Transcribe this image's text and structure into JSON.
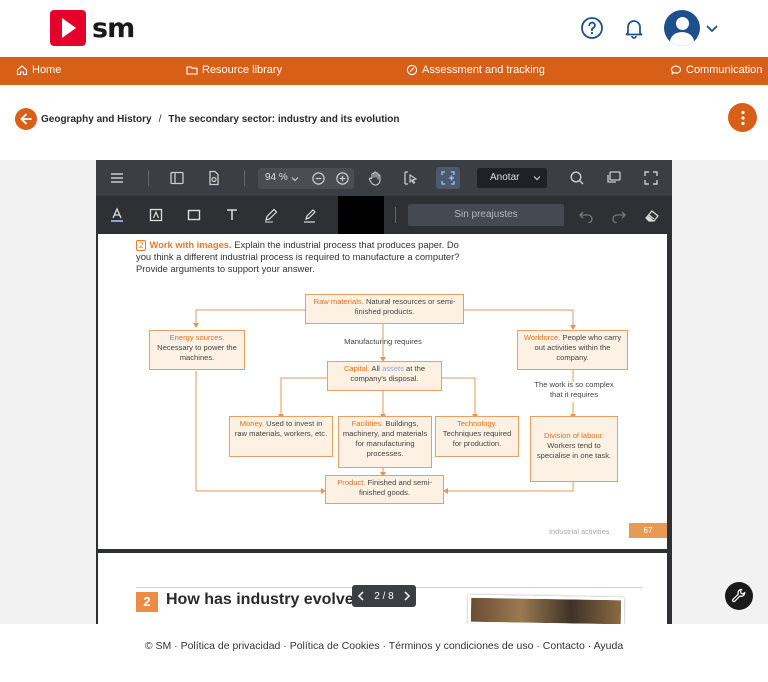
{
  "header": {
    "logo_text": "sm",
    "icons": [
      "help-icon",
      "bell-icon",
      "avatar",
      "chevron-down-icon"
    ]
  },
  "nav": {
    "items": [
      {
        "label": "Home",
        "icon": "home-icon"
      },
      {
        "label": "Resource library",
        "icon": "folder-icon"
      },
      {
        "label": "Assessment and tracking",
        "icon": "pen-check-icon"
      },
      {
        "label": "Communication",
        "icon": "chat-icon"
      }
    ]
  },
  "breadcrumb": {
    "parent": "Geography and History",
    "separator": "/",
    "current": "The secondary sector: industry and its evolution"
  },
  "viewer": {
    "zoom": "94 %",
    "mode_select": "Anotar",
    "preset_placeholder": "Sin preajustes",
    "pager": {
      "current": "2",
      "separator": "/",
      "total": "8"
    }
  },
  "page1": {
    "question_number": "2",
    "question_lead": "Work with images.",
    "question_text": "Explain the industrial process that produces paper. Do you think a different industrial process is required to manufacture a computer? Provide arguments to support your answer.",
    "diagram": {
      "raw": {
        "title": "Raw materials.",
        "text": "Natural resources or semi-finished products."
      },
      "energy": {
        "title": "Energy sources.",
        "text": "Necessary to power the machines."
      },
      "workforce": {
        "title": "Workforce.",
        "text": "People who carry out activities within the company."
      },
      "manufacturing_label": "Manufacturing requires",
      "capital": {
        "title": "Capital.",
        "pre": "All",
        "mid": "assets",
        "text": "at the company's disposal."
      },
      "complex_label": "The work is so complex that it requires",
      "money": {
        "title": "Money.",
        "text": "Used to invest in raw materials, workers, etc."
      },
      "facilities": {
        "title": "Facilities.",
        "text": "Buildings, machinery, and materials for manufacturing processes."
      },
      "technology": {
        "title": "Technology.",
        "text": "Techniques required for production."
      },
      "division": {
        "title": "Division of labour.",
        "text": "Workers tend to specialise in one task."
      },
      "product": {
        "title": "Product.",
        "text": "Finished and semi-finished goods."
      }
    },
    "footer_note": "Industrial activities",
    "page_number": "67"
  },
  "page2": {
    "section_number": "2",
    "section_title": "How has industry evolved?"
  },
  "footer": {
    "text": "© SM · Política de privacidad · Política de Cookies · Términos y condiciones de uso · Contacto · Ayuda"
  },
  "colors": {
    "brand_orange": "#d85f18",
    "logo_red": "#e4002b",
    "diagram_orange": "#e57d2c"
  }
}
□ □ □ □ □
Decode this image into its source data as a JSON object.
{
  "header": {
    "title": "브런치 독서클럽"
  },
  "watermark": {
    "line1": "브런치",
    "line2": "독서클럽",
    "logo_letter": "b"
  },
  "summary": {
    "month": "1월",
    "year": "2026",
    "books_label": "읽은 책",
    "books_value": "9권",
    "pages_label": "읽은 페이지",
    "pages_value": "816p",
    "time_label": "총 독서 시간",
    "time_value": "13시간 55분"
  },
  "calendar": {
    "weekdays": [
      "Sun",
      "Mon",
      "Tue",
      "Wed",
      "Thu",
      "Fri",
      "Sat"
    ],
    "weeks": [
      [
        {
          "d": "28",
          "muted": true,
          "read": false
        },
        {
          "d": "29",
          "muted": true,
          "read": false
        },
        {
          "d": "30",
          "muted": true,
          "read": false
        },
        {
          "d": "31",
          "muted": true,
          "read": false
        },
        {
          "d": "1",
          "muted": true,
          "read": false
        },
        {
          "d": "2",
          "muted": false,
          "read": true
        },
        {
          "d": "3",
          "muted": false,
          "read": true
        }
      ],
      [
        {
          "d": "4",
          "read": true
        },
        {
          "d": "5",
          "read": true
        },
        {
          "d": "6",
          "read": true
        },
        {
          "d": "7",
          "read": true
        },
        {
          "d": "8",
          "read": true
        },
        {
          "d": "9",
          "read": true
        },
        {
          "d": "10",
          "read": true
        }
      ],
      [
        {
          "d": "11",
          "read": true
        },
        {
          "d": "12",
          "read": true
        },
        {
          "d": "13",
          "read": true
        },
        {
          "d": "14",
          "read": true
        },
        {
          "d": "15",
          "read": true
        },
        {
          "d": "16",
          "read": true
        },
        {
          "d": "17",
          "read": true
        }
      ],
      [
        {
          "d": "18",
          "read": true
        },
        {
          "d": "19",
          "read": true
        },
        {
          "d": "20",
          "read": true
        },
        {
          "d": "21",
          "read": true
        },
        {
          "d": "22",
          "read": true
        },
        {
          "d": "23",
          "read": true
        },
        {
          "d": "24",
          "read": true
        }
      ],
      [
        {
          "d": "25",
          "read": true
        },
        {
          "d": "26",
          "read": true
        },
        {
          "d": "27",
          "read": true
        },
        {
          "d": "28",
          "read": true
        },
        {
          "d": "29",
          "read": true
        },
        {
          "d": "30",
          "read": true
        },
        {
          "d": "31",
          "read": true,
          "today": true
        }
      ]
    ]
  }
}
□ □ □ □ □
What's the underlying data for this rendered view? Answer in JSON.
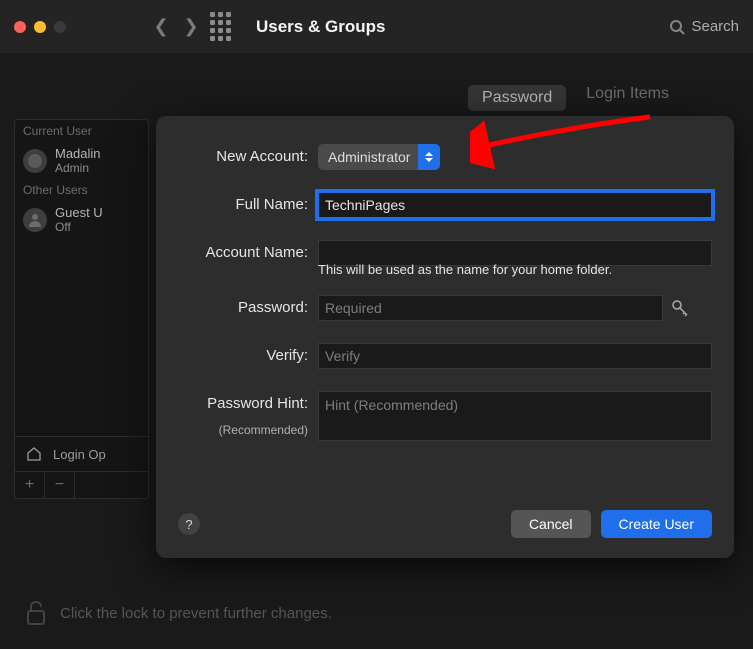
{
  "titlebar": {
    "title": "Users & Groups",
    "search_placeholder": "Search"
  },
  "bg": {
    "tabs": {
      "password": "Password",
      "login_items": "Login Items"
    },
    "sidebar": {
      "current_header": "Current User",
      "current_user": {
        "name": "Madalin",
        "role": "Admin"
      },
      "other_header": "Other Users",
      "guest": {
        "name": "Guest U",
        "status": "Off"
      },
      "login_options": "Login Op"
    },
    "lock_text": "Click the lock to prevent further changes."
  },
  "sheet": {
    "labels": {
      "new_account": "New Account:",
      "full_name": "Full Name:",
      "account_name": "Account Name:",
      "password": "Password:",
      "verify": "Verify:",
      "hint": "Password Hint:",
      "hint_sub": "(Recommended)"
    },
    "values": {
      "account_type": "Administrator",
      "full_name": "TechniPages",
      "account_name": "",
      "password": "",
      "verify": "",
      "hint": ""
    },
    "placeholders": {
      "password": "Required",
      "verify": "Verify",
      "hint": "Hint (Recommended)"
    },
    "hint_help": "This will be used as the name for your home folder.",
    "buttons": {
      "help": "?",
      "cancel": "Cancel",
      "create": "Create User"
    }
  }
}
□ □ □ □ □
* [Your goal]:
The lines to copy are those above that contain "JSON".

* [Written solution]:
Transcribe this image's text and structure into JSON.
Decode this image into its source data as a JSON object.
What's the underlying data for this rendered view? Answer in JSON.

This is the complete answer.